Instances of financial/ accounting frauds and serious corporate governance failures have become endemic in today’s corporate world, leading to huge erosion in shareholder wealth. On most occasions, such irregularities and failures are detected very late, when it becomes impossible to rewind the clock and undo damage that has already been done. Recent cases of financial/ accounting irregularities have demonstrated that several early warning signals (like disclosures made in the ‘notes’ to the financial statements) are often not recognised by the Board of Directors (“Board”) and other gatekeepers of governance – thereby raising serious questions regarding their effectiveness.Continue Reading Why do Boards fail to catch ‘sub-sonic sounds’ within the Organisation?
The cardinal principle of company law, as enshrined under Section 129(1) of the Companies Act, 2013 (“Companies Act”), is that the financial statements (“FS”) should give a ‘true and fair view’ of the state of affairs of the company, comply with the accounting standards notified under Section 133, and also be in the form provided for different classes of companies under Schedule III.Continue Reading Non-compliance with Accounting Standards – Will it amount to an FUTP Offence?
LSF – The Journey
The uniform ‘late submission fee’ (“LSF”) is a relatively new concept in the Indian exchange control regime.

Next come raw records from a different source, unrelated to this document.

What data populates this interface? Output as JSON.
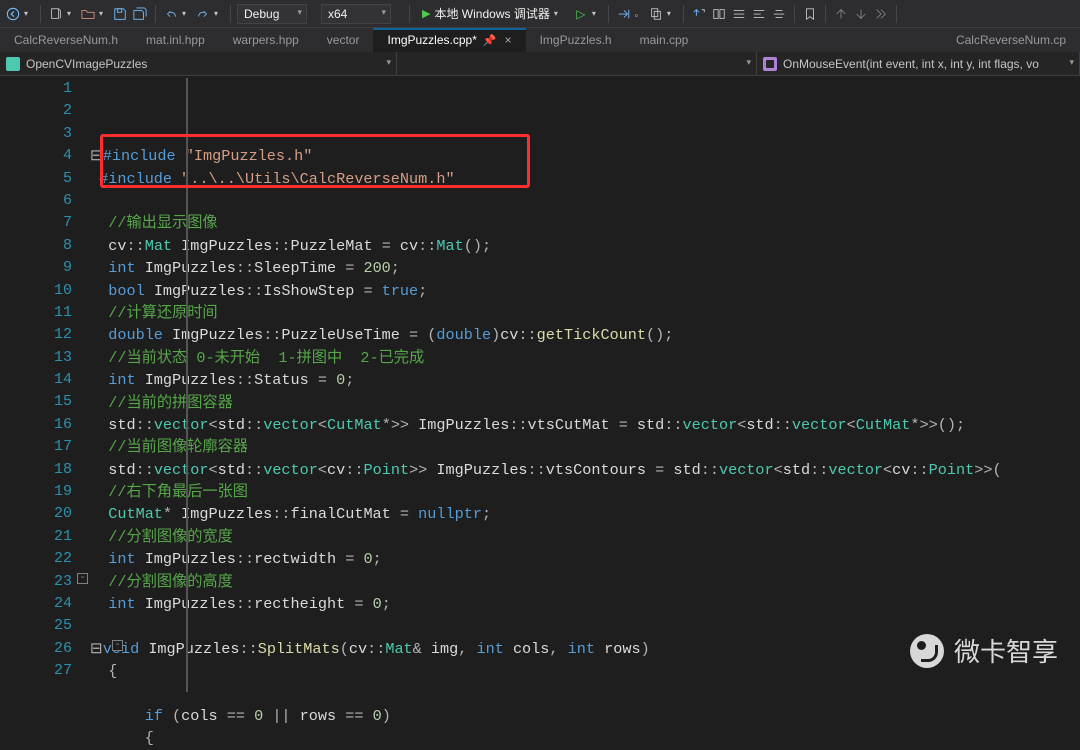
{
  "toolbar": {
    "config": "Debug",
    "platform": "x64",
    "start": "本地 Windows 调试器"
  },
  "tabs": [
    {
      "label": "CalcReverseNum.h"
    },
    {
      "label": "mat.inl.hpp"
    },
    {
      "label": "warpers.hpp"
    },
    {
      "label": "vector"
    },
    {
      "label": "ImgPuzzles.cpp*",
      "active": true
    },
    {
      "label": "ImgPuzzles.h"
    },
    {
      "label": "main.cpp"
    },
    {
      "label": "CalcReverseNum.cp",
      "overflow": true
    }
  ],
  "navbar": {
    "scope": "OpenCVImagePuzzles",
    "class": "ImgPuzzles",
    "member": "OnMouseEvent(int event, int x, int y, int flags, vo"
  },
  "first_line_number": 1,
  "code_lines": [
    [
      [
        "punc",
        "⊟"
      ],
      [
        "key",
        "#include "
      ],
      [
        "str",
        "\"ImgPuzzles.h\""
      ]
    ],
    [
      [
        "punc",
        " "
      ],
      [
        "key",
        "#include "
      ],
      [
        "str",
        "\"..\\..\\Utils\\CalcReverseNum.h\""
      ]
    ],
    [],
    [
      [
        "id",
        "  "
      ],
      [
        "cmt",
        "//输出显示图像"
      ]
    ],
    [
      [
        "id",
        "  "
      ],
      [
        "id",
        "cv"
      ],
      [
        "punc",
        "::"
      ],
      [
        "type",
        "Mat"
      ],
      [
        "id",
        " ImgPuzzles"
      ],
      [
        "punc",
        "::"
      ],
      [
        "id",
        "PuzzleMat "
      ],
      [
        "punc",
        "= "
      ],
      [
        "id",
        "cv"
      ],
      [
        "punc",
        "::"
      ],
      [
        "type",
        "Mat"
      ],
      [
        "punc",
        "();"
      ]
    ],
    [
      [
        "id",
        "  "
      ],
      [
        "key",
        "int"
      ],
      [
        "id",
        " ImgPuzzles"
      ],
      [
        "punc",
        "::"
      ],
      [
        "id",
        "SleepTime "
      ],
      [
        "punc",
        "= "
      ],
      [
        "num",
        "200"
      ],
      [
        "punc",
        ";"
      ]
    ],
    [
      [
        "id",
        "  "
      ],
      [
        "key",
        "bool"
      ],
      [
        "id",
        " ImgPuzzles"
      ],
      [
        "punc",
        "::"
      ],
      [
        "id",
        "IsShowStep "
      ],
      [
        "punc",
        "= "
      ],
      [
        "key",
        "true"
      ],
      [
        "punc",
        ";"
      ]
    ],
    [
      [
        "id",
        "  "
      ],
      [
        "cmt",
        "//计算还原时间"
      ]
    ],
    [
      [
        "id",
        "  "
      ],
      [
        "key",
        "double"
      ],
      [
        "id",
        " ImgPuzzles"
      ],
      [
        "punc",
        "::"
      ],
      [
        "id",
        "PuzzleUseTime "
      ],
      [
        "punc",
        "= ("
      ],
      [
        "key",
        "double"
      ],
      [
        "punc",
        ")"
      ],
      [
        "id",
        "cv"
      ],
      [
        "punc",
        "::"
      ],
      [
        "fn",
        "getTickCount"
      ],
      [
        "punc",
        "();"
      ]
    ],
    [
      [
        "id",
        "  "
      ],
      [
        "cmt",
        "//当前状态 0-未开始  1-拼图中  2-已完成"
      ]
    ],
    [
      [
        "id",
        "  "
      ],
      [
        "key",
        "int"
      ],
      [
        "id",
        " ImgPuzzles"
      ],
      [
        "punc",
        "::"
      ],
      [
        "id",
        "Status "
      ],
      [
        "punc",
        "= "
      ],
      [
        "num",
        "0"
      ],
      [
        "punc",
        ";"
      ]
    ],
    [
      [
        "id",
        "  "
      ],
      [
        "cmt",
        "//当前的拼图容器"
      ]
    ],
    [
      [
        "id",
        "  "
      ],
      [
        "id",
        "std"
      ],
      [
        "punc",
        "::"
      ],
      [
        "type",
        "vector"
      ],
      [
        "punc",
        "<"
      ],
      [
        "id",
        "std"
      ],
      [
        "punc",
        "::"
      ],
      [
        "type",
        "vector"
      ],
      [
        "punc",
        "<"
      ],
      [
        "type",
        "CutMat"
      ],
      [
        "punc",
        "*>> "
      ],
      [
        "id",
        "ImgPuzzles"
      ],
      [
        "punc",
        "::"
      ],
      [
        "id",
        "vtsCutMat "
      ],
      [
        "punc",
        "= "
      ],
      [
        "id",
        "std"
      ],
      [
        "punc",
        "::"
      ],
      [
        "type",
        "vector"
      ],
      [
        "punc",
        "<"
      ],
      [
        "id",
        "std"
      ],
      [
        "punc",
        "::"
      ],
      [
        "type",
        "vector"
      ],
      [
        "punc",
        "<"
      ],
      [
        "type",
        "CutMat"
      ],
      [
        "punc",
        "*>>();"
      ]
    ],
    [
      [
        "id",
        "  "
      ],
      [
        "cmt",
        "//当前图像轮廓容器"
      ]
    ],
    [
      [
        "id",
        "  "
      ],
      [
        "id",
        "std"
      ],
      [
        "punc",
        "::"
      ],
      [
        "type",
        "vector"
      ],
      [
        "punc",
        "<"
      ],
      [
        "id",
        "std"
      ],
      [
        "punc",
        "::"
      ],
      [
        "type",
        "vector"
      ],
      [
        "punc",
        "<"
      ],
      [
        "id",
        "cv"
      ],
      [
        "punc",
        "::"
      ],
      [
        "type",
        "Point"
      ],
      [
        "punc",
        ">> "
      ],
      [
        "id",
        "ImgPuzzles"
      ],
      [
        "punc",
        "::"
      ],
      [
        "id",
        "vtsContours "
      ],
      [
        "punc",
        "= "
      ],
      [
        "id",
        "std"
      ],
      [
        "punc",
        "::"
      ],
      [
        "type",
        "vector"
      ],
      [
        "punc",
        "<"
      ],
      [
        "id",
        "std"
      ],
      [
        "punc",
        "::"
      ],
      [
        "type",
        "vector"
      ],
      [
        "punc",
        "<"
      ],
      [
        "id",
        "cv"
      ],
      [
        "punc",
        "::"
      ],
      [
        "type",
        "Point"
      ],
      [
        "punc",
        ">>("
      ]
    ],
    [
      [
        "id",
        "  "
      ],
      [
        "cmt",
        "//右下角最后一张图"
      ]
    ],
    [
      [
        "id",
        "  "
      ],
      [
        "type",
        "CutMat"
      ],
      [
        "punc",
        "* "
      ],
      [
        "id",
        "ImgPuzzles"
      ],
      [
        "punc",
        "::"
      ],
      [
        "id",
        "finalCutMat "
      ],
      [
        "punc",
        "= "
      ],
      [
        "key",
        "nullptr"
      ],
      [
        "punc",
        ";"
      ]
    ],
    [
      [
        "id",
        "  "
      ],
      [
        "cmt",
        "//分割图像的宽度"
      ]
    ],
    [
      [
        "id",
        "  "
      ],
      [
        "key",
        "int"
      ],
      [
        "id",
        " ImgPuzzles"
      ],
      [
        "punc",
        "::"
      ],
      [
        "id",
        "rectwidth "
      ],
      [
        "punc",
        "= "
      ],
      [
        "num",
        "0"
      ],
      [
        "punc",
        ";"
      ]
    ],
    [
      [
        "id",
        "  "
      ],
      [
        "cmt",
        "//分割图像的高度"
      ]
    ],
    [
      [
        "id",
        "  "
      ],
      [
        "key",
        "int"
      ],
      [
        "id",
        " ImgPuzzles"
      ],
      [
        "punc",
        "::"
      ],
      [
        "id",
        "rectheight "
      ],
      [
        "punc",
        "= "
      ],
      [
        "num",
        "0"
      ],
      [
        "punc",
        ";"
      ]
    ],
    [],
    [
      [
        "punc",
        "⊟"
      ],
      [
        "key",
        "void"
      ],
      [
        "id",
        " ImgPuzzles"
      ],
      [
        "punc",
        "::"
      ],
      [
        "fn",
        "SplitMats"
      ],
      [
        "punc",
        "("
      ],
      [
        "id",
        "cv"
      ],
      [
        "punc",
        "::"
      ],
      [
        "type",
        "Mat"
      ],
      [
        "punc",
        "& "
      ],
      [
        "id",
        "img"
      ],
      [
        "punc",
        ", "
      ],
      [
        "key",
        "int"
      ],
      [
        "id",
        " cols"
      ],
      [
        "punc",
        ", "
      ],
      [
        "key",
        "int"
      ],
      [
        "id",
        " rows"
      ],
      [
        "punc",
        ")"
      ]
    ],
    [
      [
        "id",
        "  "
      ],
      [
        "punc",
        "{"
      ]
    ],
    [],
    [
      [
        "id",
        "      "
      ],
      [
        "key",
        "if"
      ],
      [
        "punc",
        " ("
      ],
      [
        "id",
        "cols "
      ],
      [
        "punc",
        "== "
      ],
      [
        "num",
        "0"
      ],
      [
        "punc",
        " || "
      ],
      [
        "id",
        "rows "
      ],
      [
        "punc",
        "== "
      ],
      [
        "num",
        "0"
      ],
      [
        "punc",
        ")"
      ]
    ],
    [
      [
        "id",
        "      "
      ],
      [
        "punc",
        "{"
      ]
    ]
  ],
  "watermark": "微卡智享"
}
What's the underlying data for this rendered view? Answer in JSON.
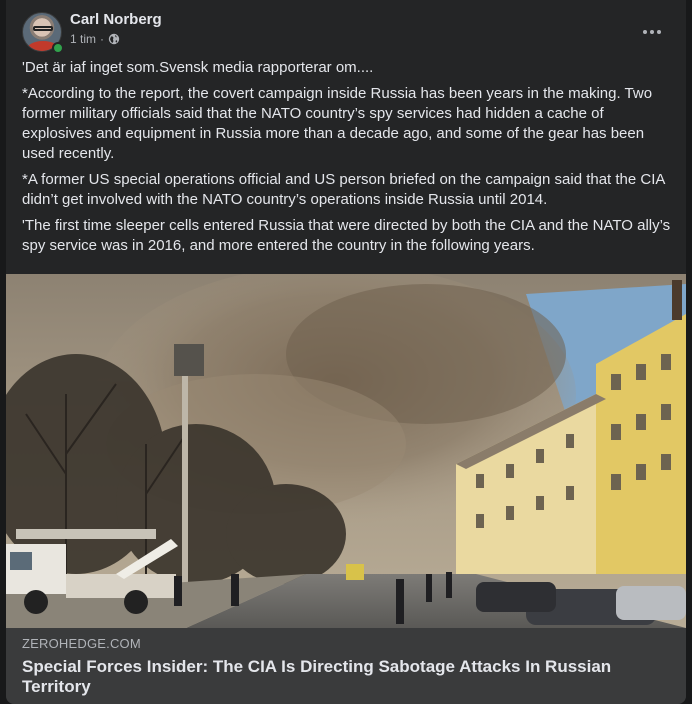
{
  "post": {
    "author": "Carl Norberg",
    "time": "1 tim",
    "separator": "·",
    "privacy_icon": "globe-icon",
    "more_icon": "more-options-icon",
    "paragraphs": [
      "'Det är iaf inget som.Svensk media rapporterar om....",
      "*According to the report, the covert campaign inside Russia has been years in the making. Two former military officials said that the NATO country’s spy services had hidden a cache of explosives and equipment in Russia more than a decade ago, and some of the gear has been used recently.",
      "*A former US special operations official and US person briefed on the campaign said that the CIA didn’t get involved with the NATO country’s operations inside Russia until 2014.",
      "'The first time sleeper cells entered Russia that were directed by both the CIA and the NATO ally’s spy service was in 2016, and more entered the country in the following years."
    ]
  },
  "link": {
    "domain": "ZEROHEDGE.COM",
    "title": "Special Forces Insider: The CIA Is Directing Sabotage Attacks In Russian Territory"
  },
  "colors": {
    "card_bg": "#242526",
    "preview_bg": "#3a3b3c",
    "online": "#31a24c",
    "building": "#e8d27a"
  }
}
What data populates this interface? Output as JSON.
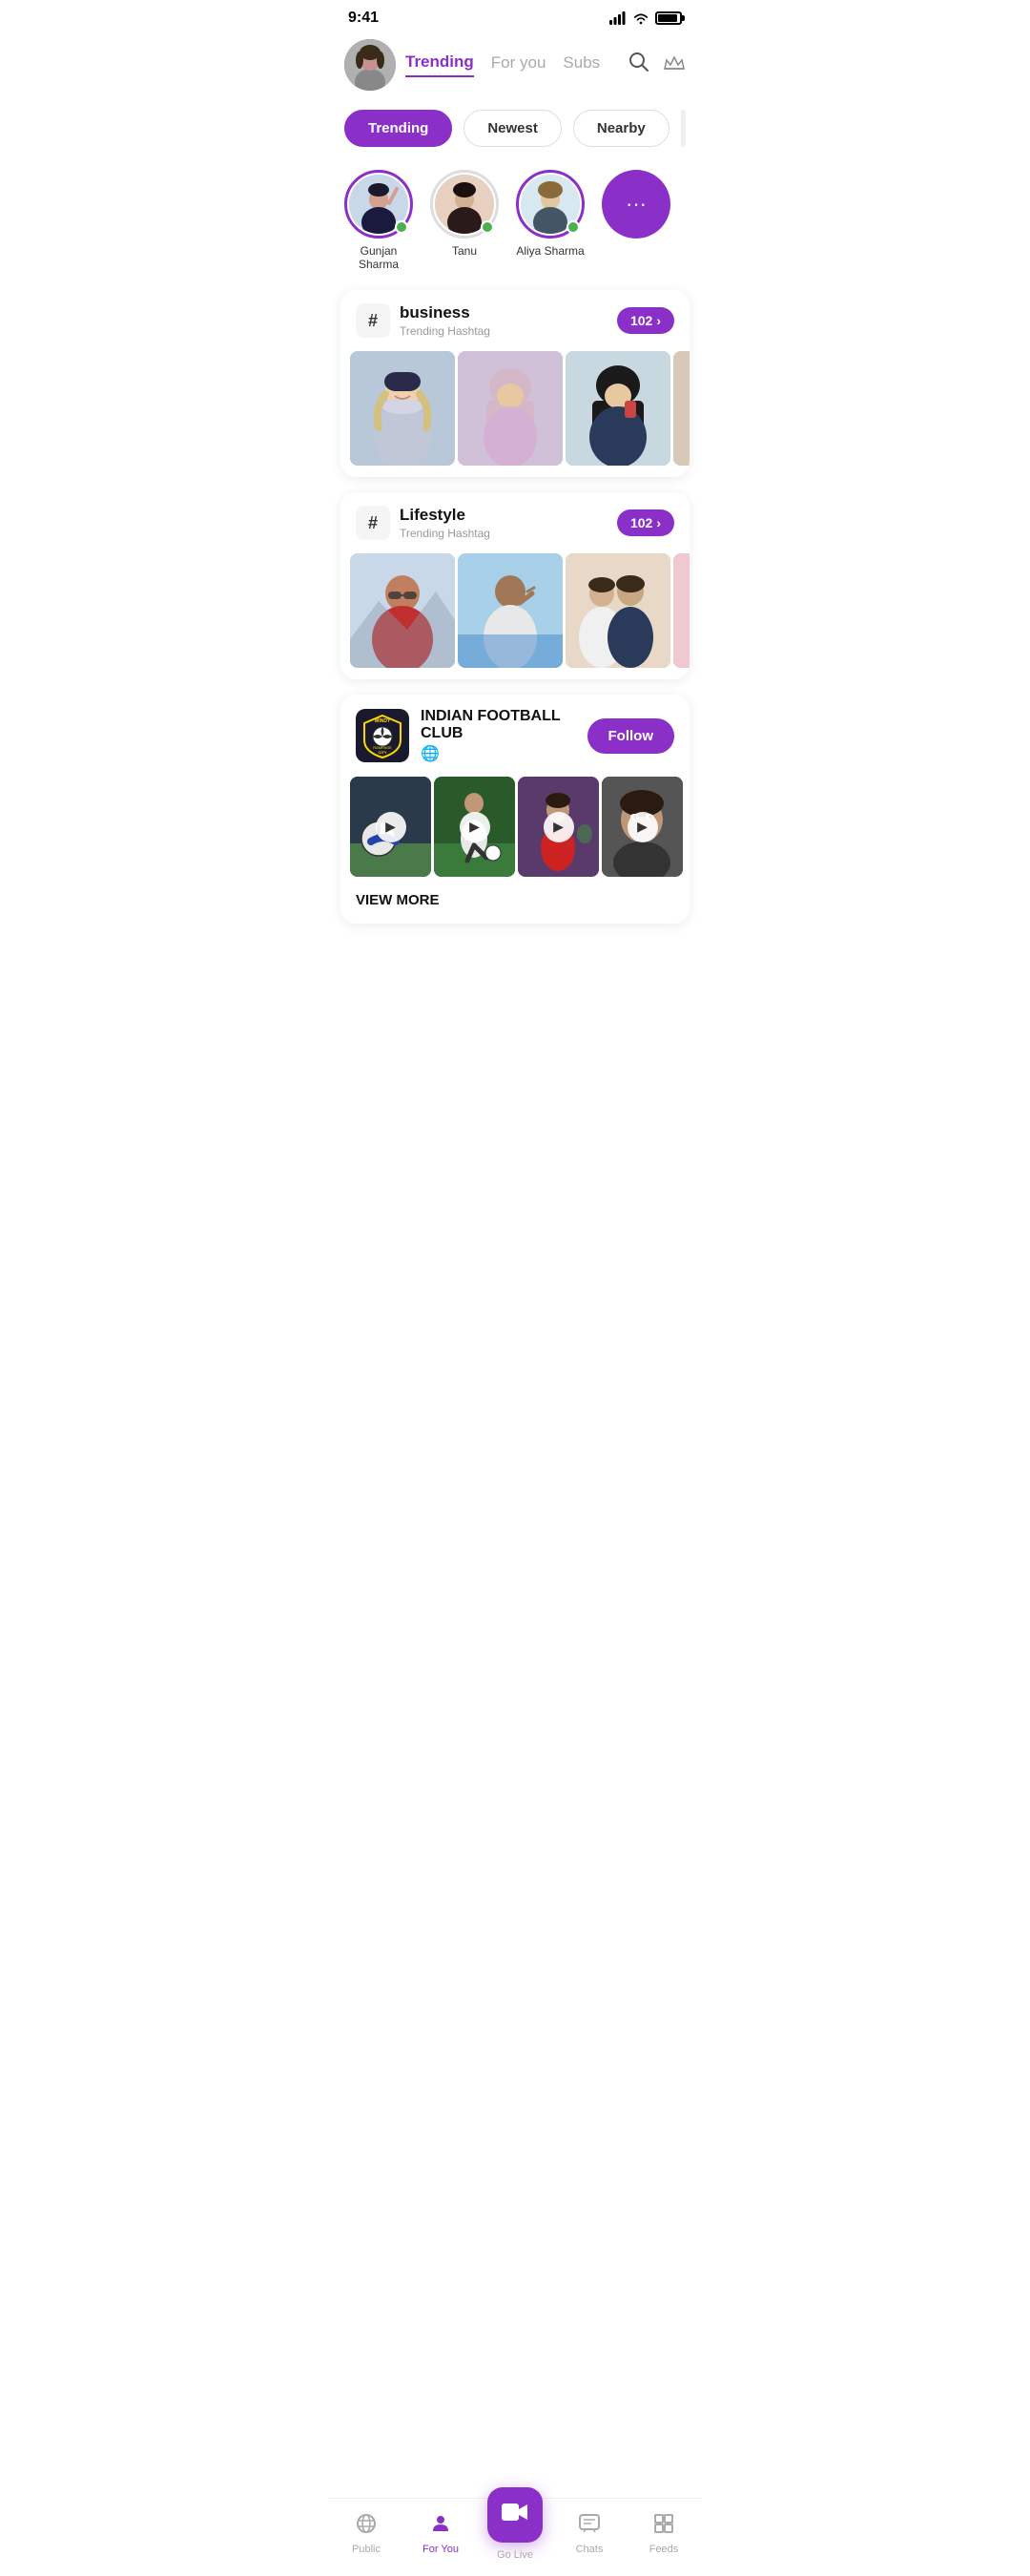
{
  "status": {
    "time": "9:41",
    "signal_icon": "signal",
    "wifi_icon": "wifi",
    "battery_icon": "battery"
  },
  "header": {
    "active_tab": "Trending",
    "tabs": [
      "Trending",
      "For you",
      "Subs"
    ],
    "search_icon": "search",
    "crown_icon": "crown"
  },
  "filters": {
    "items": [
      "Trending",
      "Newest",
      "Nearby"
    ],
    "active": "Trending",
    "more": "..."
  },
  "stories": {
    "items": [
      {
        "name": "Gunjan Sharma",
        "online": true
      },
      {
        "name": "Tanu",
        "online": true
      },
      {
        "name": "Aliya Sharma",
        "online": true
      }
    ],
    "more_icon": "···"
  },
  "hashtag_business": {
    "icon": "#",
    "title": "business",
    "subtitle": "Trending Hashtag",
    "count": "102",
    "chevron": "›"
  },
  "hashtag_lifestyle": {
    "icon": "#",
    "title": "Lifestyle",
    "subtitle": "Trending Hashtag",
    "count": "102",
    "chevron": "›"
  },
  "club": {
    "logo_text": "WINDY\ncity",
    "name": "INDIAN FOOTBALL CLUB",
    "globe_icon": "🌐",
    "follow_label": "Follow",
    "view_more": "VIEW MORE"
  },
  "bottom_nav": {
    "items": [
      {
        "icon": "📻",
        "label": "Public",
        "active": false
      },
      {
        "icon": "👤",
        "label": "For You",
        "active": true
      },
      {
        "icon": "🎥",
        "label": "Go Live",
        "active": false,
        "special": true
      },
      {
        "icon": "💬",
        "label": "Chats",
        "active": false
      },
      {
        "icon": "📋",
        "label": "Feeds",
        "active": false
      }
    ]
  }
}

The Foreign Exchange Management Act, 1999 (“FEMA”), as originally introduced by the legislature, did not envisage the concept of LSF. Resolving a delay in reporting of equity or debt transactions under FEMA would necessarily require compounding of offences before the Reserve Bank of India (“RBI”). Given that compounding is not the most time efficient or simple process, it implied that even for insignificant or genuine delays, parties would have to undergo several steps, thus making the system clogged with late filings and filings becoming more cumbersome than they needed to be.Continue Reading Uniformisation of Late Submission Fee under FEMA: A One Stop Shop?